royal court also raised some monies. These are the earliest evidence of organized trading in marketable securities in London. Royal ExchangeAfter Gresham's Royal Exchange building was destroyed in the Great Fire of London, it was rebuilt and re-established in 1669. This was a move away from coffee houses and a step towards the modern model of stock exchange.
The Royal Exchange

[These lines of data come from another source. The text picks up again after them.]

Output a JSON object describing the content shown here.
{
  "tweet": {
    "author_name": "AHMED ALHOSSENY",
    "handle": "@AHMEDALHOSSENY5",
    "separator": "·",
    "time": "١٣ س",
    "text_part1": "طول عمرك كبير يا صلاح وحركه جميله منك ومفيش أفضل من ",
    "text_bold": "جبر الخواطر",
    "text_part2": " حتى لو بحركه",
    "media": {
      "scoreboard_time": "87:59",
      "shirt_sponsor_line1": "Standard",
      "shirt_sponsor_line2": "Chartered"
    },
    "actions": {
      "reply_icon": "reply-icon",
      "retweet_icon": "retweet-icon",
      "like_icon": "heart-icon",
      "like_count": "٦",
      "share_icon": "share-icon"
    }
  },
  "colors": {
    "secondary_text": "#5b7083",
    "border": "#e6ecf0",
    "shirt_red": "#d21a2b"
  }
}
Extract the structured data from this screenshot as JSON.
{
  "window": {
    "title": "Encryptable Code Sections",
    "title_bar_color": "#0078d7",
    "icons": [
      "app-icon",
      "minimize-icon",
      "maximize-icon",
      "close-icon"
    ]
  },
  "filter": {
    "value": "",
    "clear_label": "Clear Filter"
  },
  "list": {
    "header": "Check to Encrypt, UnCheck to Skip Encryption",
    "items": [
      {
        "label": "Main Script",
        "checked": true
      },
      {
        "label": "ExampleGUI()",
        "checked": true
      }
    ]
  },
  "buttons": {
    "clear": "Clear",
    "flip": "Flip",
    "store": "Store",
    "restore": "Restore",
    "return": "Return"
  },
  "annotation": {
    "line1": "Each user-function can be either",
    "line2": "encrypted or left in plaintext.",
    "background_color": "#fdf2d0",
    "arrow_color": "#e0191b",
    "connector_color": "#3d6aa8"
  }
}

The Royal Exchange not only housed brokers but also merchants and merchandise. This was the birth of a regulated stock market, which had teething problems in the shape of unlicensed brokers. In order to regulate these, Parliament brought out an act in 1697 that levied heavy penalties, both financial and physical to those brokering without a licence. It also set a fixed number of brokers (at 100), which was later increased as the size of the trade grew. This invariably led to several problems of its own, one of which was that the traders had started leaving the Royal Exchange, either by their own virtues or through expulsion and had s tarted dealing in the streets of London. The street in which they were now dealing was known as Change or Exchange Alley which was suitably placed close to the Bank of England.